==== Given data

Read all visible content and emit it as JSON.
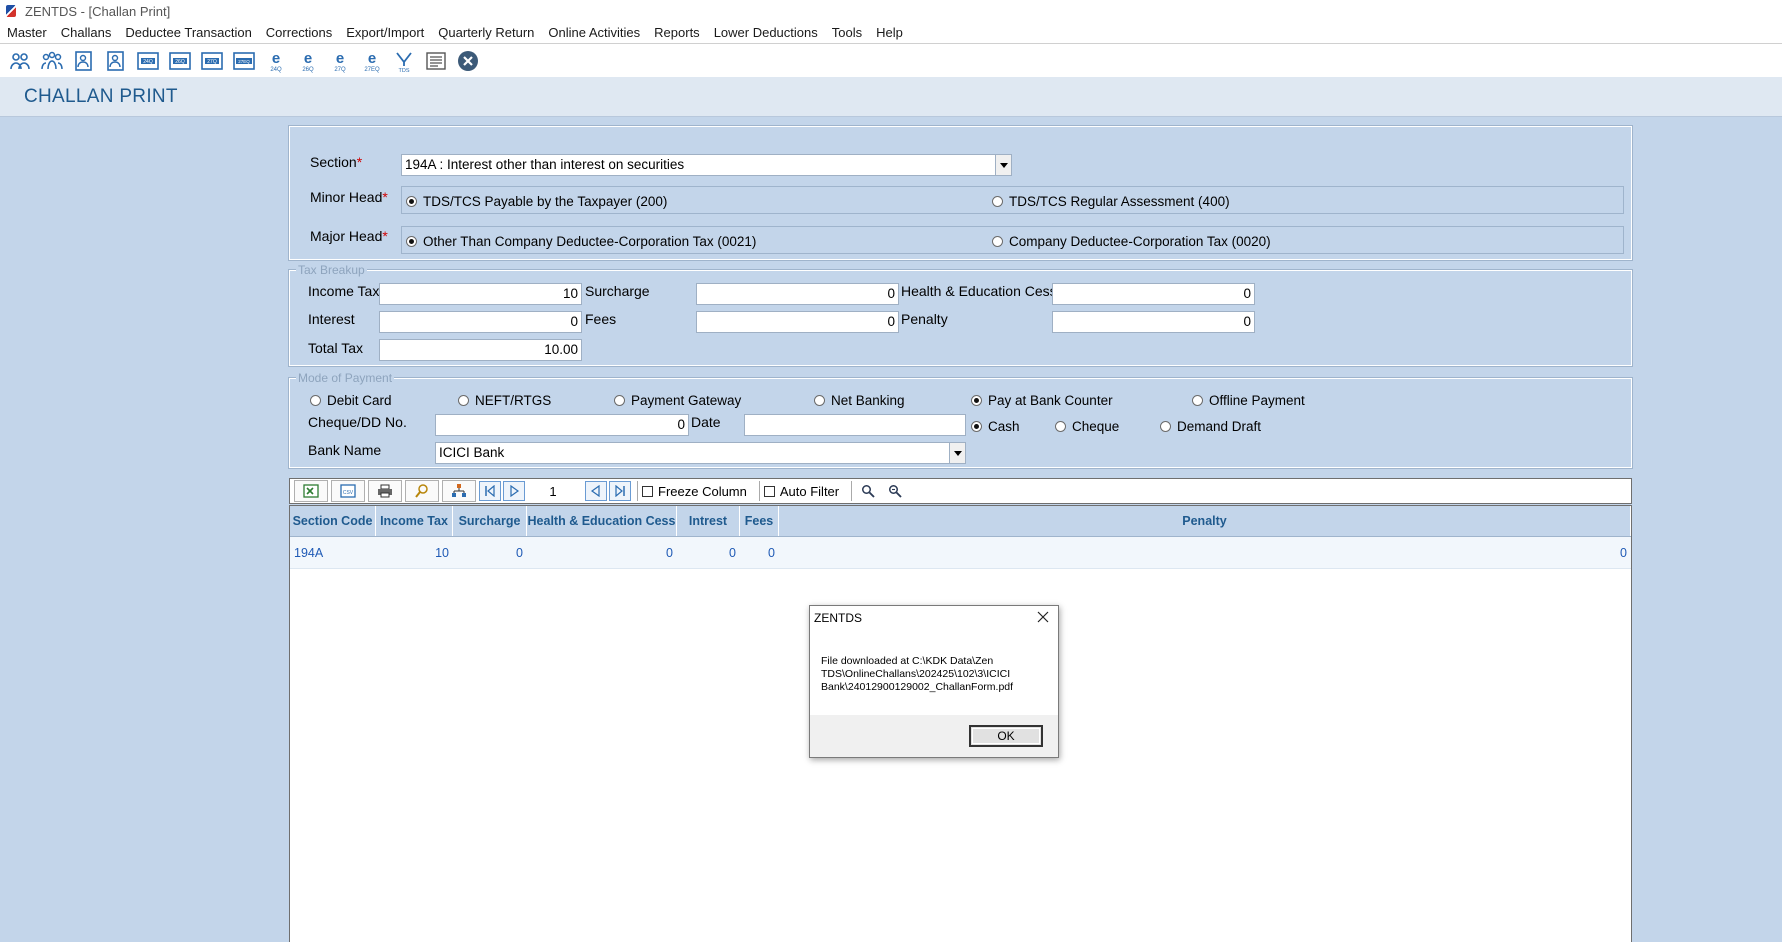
{
  "window": {
    "title": "ZENTDS - [Challan Print]"
  },
  "menu": [
    "Master",
    "Challans",
    "Deductee Transaction",
    "Corrections",
    "Export/Import",
    "Quarterly Return",
    "Online Activities",
    "Reports",
    "Lower Deductions",
    "Tools",
    "Help"
  ],
  "toolbar": {
    "icons": [
      "users-icon",
      "group-icon",
      "form-icon",
      "form-alt-icon",
      "form-24q-icon",
      "form-26q-icon",
      "form-27q-icon",
      "form-27eq-icon",
      "e-24q-icon",
      "e-26q-icon",
      "e-27q-icon",
      "e-27eq-icon",
      "tds-icon",
      "report-icon",
      "close-circle-icon"
    ],
    "badges": [
      "",
      "",
      "",
      "",
      "24Q",
      "26Q",
      "27Q",
      "27EQ",
      "24Q",
      "26Q",
      "27Q",
      "27EQ",
      "TDS",
      "",
      ""
    ]
  },
  "page": {
    "title": "CHALLAN PRINT"
  },
  "section": {
    "label": "Section",
    "value": "194A : Interest other than interest on securities"
  },
  "minor_head": {
    "label": "Minor Head",
    "options": [
      "TDS/TCS Payable by the Taxpayer (200)",
      "TDS/TCS Regular Assessment (400)"
    ],
    "selected": 0
  },
  "major_head": {
    "label": "Major Head",
    "options": [
      "Other Than Company Deductee-Corporation Tax (0021)",
      "Company Deductee-Corporation Tax (0020)"
    ],
    "selected": 0
  },
  "tax_breakup": {
    "legend": "Tax Breakup",
    "income_tax_label": "Income Tax",
    "income_tax": "10",
    "surcharge_label": "Surcharge",
    "surcharge": "0",
    "cess_label": "Health & Education Cess",
    "cess": "0",
    "interest_label": "Interest",
    "interest": "0",
    "fees_label": "Fees",
    "fees": "0",
    "penalty_label": "Penalty",
    "penalty": "0",
    "total_label": "Total Tax",
    "total": "10.00"
  },
  "payment": {
    "legend": "Mode of Payment",
    "modes": [
      "Debit Card",
      "NEFT/RTGS",
      "Payment Gateway",
      "Net Banking",
      "Pay at Bank Counter",
      "Offline Payment"
    ],
    "selected_mode": 4,
    "cheque_label": "Cheque/DD No.",
    "cheque_value": "0",
    "date_label": "Date",
    "date_value": "",
    "instruments": [
      "Cash",
      "Cheque",
      "Demand Draft"
    ],
    "selected_instrument": 0,
    "bank_label": "Bank Name",
    "bank_value": "ICICI Bank"
  },
  "grid_toolbar": {
    "page": "1",
    "freeze_label": "Freeze Column",
    "autofilter_label": "Auto Filter"
  },
  "grid": {
    "columns": [
      "Section Code",
      "Income Tax",
      "Surcharge",
      "Health & Education Cess",
      "Intrest",
      "Fees",
      "Penalty"
    ],
    "rows": [
      [
        "194A",
        "10",
        "0",
        "0",
        "0",
        "0",
        "0"
      ]
    ]
  },
  "dialog": {
    "title": "ZENTDS",
    "message": "File downloaded at C:\\KDK Data\\Zen TDS\\OnlineChallans\\202425\\102\\3\\ICICI Bank\\24012900129002_ChallanForm.pdf",
    "ok_label": "OK"
  },
  "colors": {
    "accent": "#1f5a8e",
    "background": "#c3d5ea",
    "required": "#d00000"
  }
}
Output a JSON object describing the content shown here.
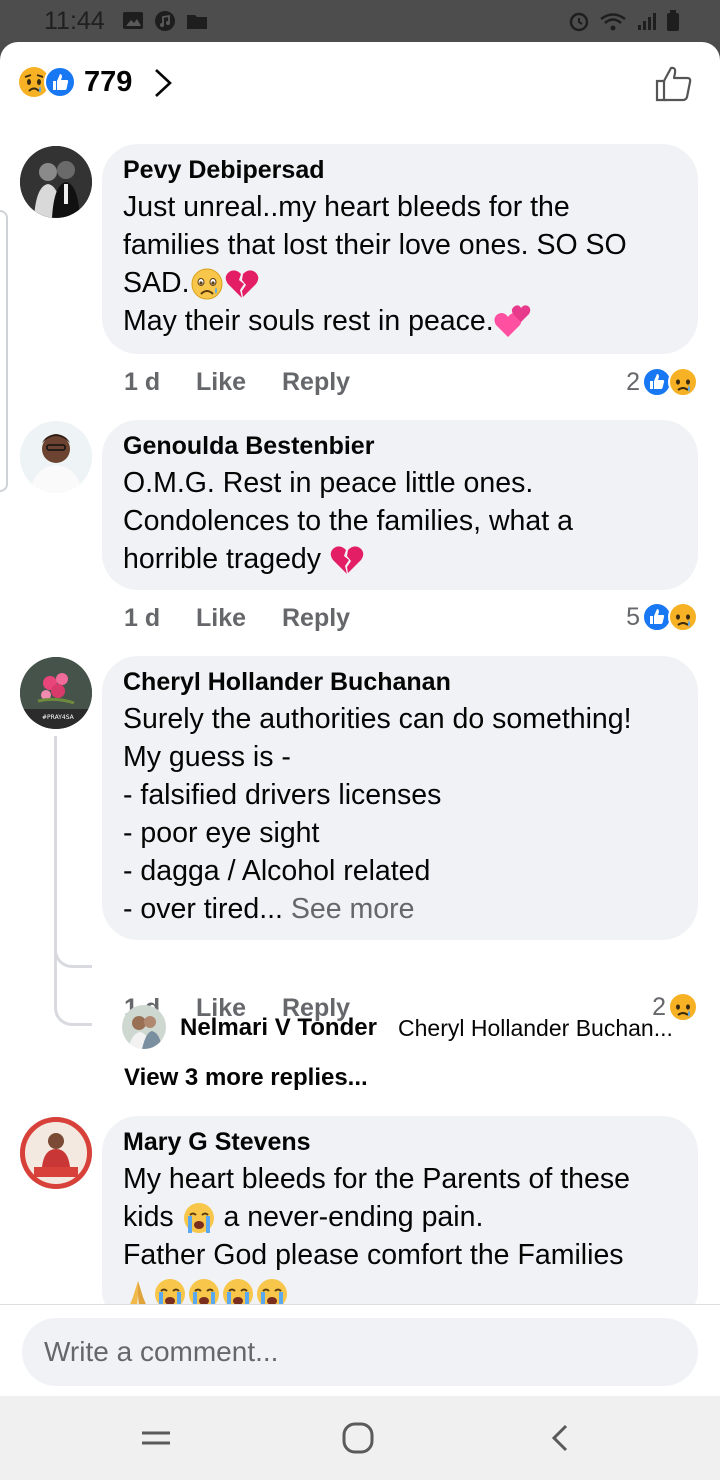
{
  "status_bar": {
    "time": "11:44"
  },
  "header": {
    "reaction_count": "779"
  },
  "comments": [
    {
      "author": "Pevy Debipersad",
      "lines": [
        "Just unreal..my heart  bleeds  for the",
        "families  that lost their  love ones. SO SO",
        "SAD.",
        "May their souls  rest in peace."
      ],
      "time": "1 d",
      "like_label": "Like",
      "reply_label": "Reply",
      "reaction_count": "2"
    },
    {
      "author": "Genoulda Bestenbier",
      "lines": [
        "O.M.G. Rest in peace little ones.",
        "Condolences to the families, what a",
        "horrible tragedy"
      ],
      "time": "1 d",
      "like_label": "Like",
      "reply_label": "Reply",
      "reaction_count": "5"
    },
    {
      "author": "Cheryl Hollander Buchanan",
      "lines": [
        "Surely the authorities can do something!",
        "My guess is -",
        "- falsified drivers licenses",
        "- poor eye sight",
        "- dagga / Alcohol related",
        "- over tired..."
      ],
      "see_more": "See more",
      "avatar_caption": "#PRAY4SA",
      "time": "1 d",
      "like_label": "Like",
      "reply_label": "Reply",
      "reaction_count": "2",
      "reply_preview": {
        "author": "Nelmari V Tonder",
        "text": "Cheryl Hollander Buchan..."
      },
      "view_more": "View 3 more replies..."
    },
    {
      "author": "Mary G Stevens",
      "lines": [
        "My heart bleeds for the Parents of these",
        "kids",
        " a never-ending pain.",
        "Father God please comfort the Families"
      ]
    }
  ],
  "composer": {
    "placeholder": "Write a comment..."
  },
  "icons": [
    "gallery-icon",
    "music-icon",
    "folder-icon",
    "alarm-icon",
    "wifi-icon",
    "signal-icon",
    "battery-icon",
    "sad-reaction-icon",
    "like-reaction-icon",
    "chevron-right-icon",
    "thumbs-up-outline-icon",
    "crying-face-icon",
    "broken-heart-icon",
    "two-hearts-icon",
    "loudly-crying-face-icon",
    "praying-hands-icon",
    "recent-apps-icon",
    "home-icon",
    "back-icon"
  ],
  "colors": {
    "like_blue": "#1877f2",
    "sad_yellow": "#f7b125",
    "bubble_grey": "#f0f2f5",
    "meta_grey": "#65676b",
    "broken_heart": "#e41e65"
  }
}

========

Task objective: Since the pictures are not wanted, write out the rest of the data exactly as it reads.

Exercise result:
Read all visible content and emit it as JSON.
{
  "window": {
    "title": "ZENTDS - [Challan Print]"
  },
  "menu": [
    "Master",
    "Challans",
    "Deductee Transaction",
    "Corrections",
    "Export/Import",
    "Quarterly Return",
    "Online Activities",
    "Reports",
    "Lower Deductions",
    "Tools",
    "Help"
  ],
  "toolbar": {
    "icons": [
      "users-icon",
      "group-icon",
      "form-icon",
      "form-alt-icon",
      "form-24q-icon",
      "form-26q-icon",
      "form-27q-icon",
      "form-27eq-icon",
      "e-24q-icon",
      "e-26q-icon",
      "e-27q-icon",
      "e-27eq-icon",
      "tds-icon",
      "report-icon",
      "close-circle-icon"
    ],
    "badges": [
      "",
      "",
      "",
      "",
      "24Q",
      "26Q",
      "27Q",
      "27EQ",
      "24Q",
      "26Q",
      "27Q",
      "27EQ",
      "TDS",
      "",
      ""
    ]
  },
  "page": {
    "title": "CHALLAN PRINT"
  },
  "section": {
    "label": "Section",
    "value": "194A : Interest other than interest on securities"
  },
  "minor_head": {
    "label": "Minor Head",
    "options": [
      "TDS/TCS Payable by the Taxpayer (200)",
      "TDS/TCS Regular Assessment (400)"
    ],
    "selected": 0
  },
  "major_head": {
    "label": "Major Head",
    "options": [
      "Other Than Company Deductee-Corporation Tax (0021)",
      "Company Deductee-Corporation Tax (0020)"
    ],
    "selected": 0
  },
  "tax_breakup": {
    "legend": "Tax Breakup",
    "income_tax_label": "Income Tax",
    "income_tax": "10",
    "surcharge_label": "Surcharge",
    "surcharge": "0",
    "cess_label": "Health & Education Cess",
    "cess": "0",
    "interest_label": "Interest",
    "interest": "0",
    "fees_label": "Fees",
    "fees": "0",
    "penalty_label": "Penalty",
    "penalty": "0",
    "total_label": "Total Tax",
    "total": "10.00"
  },
  "payment": {
    "legend": "Mode of Payment",
    "modes": [
      "Debit Card",
      "NEFT/RTGS",
      "Payment Gateway",
      "Net Banking",
      "Pay at Bank Counter",
      "Offline Payment"
    ],
    "selected_mode": 4,
    "cheque_label": "Cheque/DD No.",
    "cheque_value": "0",
    "date_label": "Date",
    "date_value": "",
    "instruments": [
      "Cash",
      "Cheque",
      "Demand Draft"
    ],
    "selected_instrument": 0,
    "bank_label": "Bank Name",
    "bank_value": "ICICI Bank"
  },
  "grid_toolbar": {
    "page": "1",
    "freeze_label": "Freeze Column",
    "autofilter_label": "Auto Filter"
  },
  "grid": {
    "columns": [
      "Section Code",
      "Income Tax",
      "Surcharge",
      "Health & Education Cess",
      "Intrest",
      "Fees",
      "Penalty"
    ],
    "rows": [
      [
        "194A",
        "10",
        "0",
        "0",
        "0",
        "0",
        "0"
      ]
    ]
  },
  "dialog": {
    "title": "ZENTDS",
    "message": "File downloaded at C:\\KDK Data\\Zen TDS\\OnlineChallans\\202425\\102\\3\\ICICI Bank\\24012900129002_ChallanForm.pdf",
    "ok_label": "OK"
  },
  "colors": {
    "accent": "#1f5a8e",
    "background": "#c3d5ea",
    "required": "#d00000"
  }
}
Output a JSON object describing the content shown here.
{
  "status_bar": {
    "time": "11:44"
  },
  "header": {
    "reaction_count": "779"
  },
  "comments": [
    {
      "author": "Pevy Debipersad",
      "lines": [
        "Just unreal..my heart  bleeds  for the",
        "families  that lost their  love ones. SO SO",
        "SAD.",
        "May their souls  rest in peace."
      ],
      "time": "1 d",
      "like_label": "Like",
      "reply_label": "Reply",
      "reaction_count": "2"
    },
    {
      "author": "Genoulda Bestenbier",
      "lines": [
        "O.M.G. Rest in peace little ones.",
        "Condolences to the families, what a",
        "horrible tragedy"
      ],
      "time": "1 d",
      "like_label": "Like",
      "reply_label": "Reply",
      "reaction_count": "5"
    },
    {
      "author": "Cheryl Hollander Buchanan",
      "lines": [
        "Surely the authorities can do something!",
        "My guess is -",
        "- falsified drivers licenses",
        "- poor eye sight",
        "- dagga / Alcohol related",
        "- over tired..."
      ],
      "see_more": "See more",
      "avatar_caption": "#PRAY4SA",
      "time": "1 d",
      "like_label": "Like",
      "reply_label": "Reply",
      "reaction_count": "2",
      "reply_preview": {
        "author": "Nelmari V Tonder",
        "text": "Cheryl Hollander Buchan..."
      },
      "view_more": "View 3 more replies..."
    },
    {
      "author": "Mary G Stevens",
      "lines": [
        "My heart bleeds for the Parents of these",
        "kids",
        " a never-ending pain.",
        "Father God please comfort the Families"
      ]
    }
  ],
  "composer": {
    "placeholder": "Write a comment..."
  },
  "icons": [
    "gallery-icon",
    "music-icon",
    "folder-icon",
    "alarm-icon",
    "wifi-icon",
    "signal-icon",
    "battery-icon",
    "sad-reaction-icon",
    "like-reaction-icon",
    "chevron-right-icon",
    "thumbs-up-outline-icon",
    "crying-face-icon",
    "broken-heart-icon",
    "two-hearts-icon",
    "loudly-crying-face-icon",
    "praying-hands-icon",
    "recent-apps-icon",
    "home-icon",
    "back-icon"
  ],
  "colors": {
    "like_blue": "#1877f2",
    "sad_yellow": "#f7b125",
    "bubble_grey": "#f0f2f5",
    "meta_grey": "#65676b",
    "broken_heart": "#e41e65"
  }
}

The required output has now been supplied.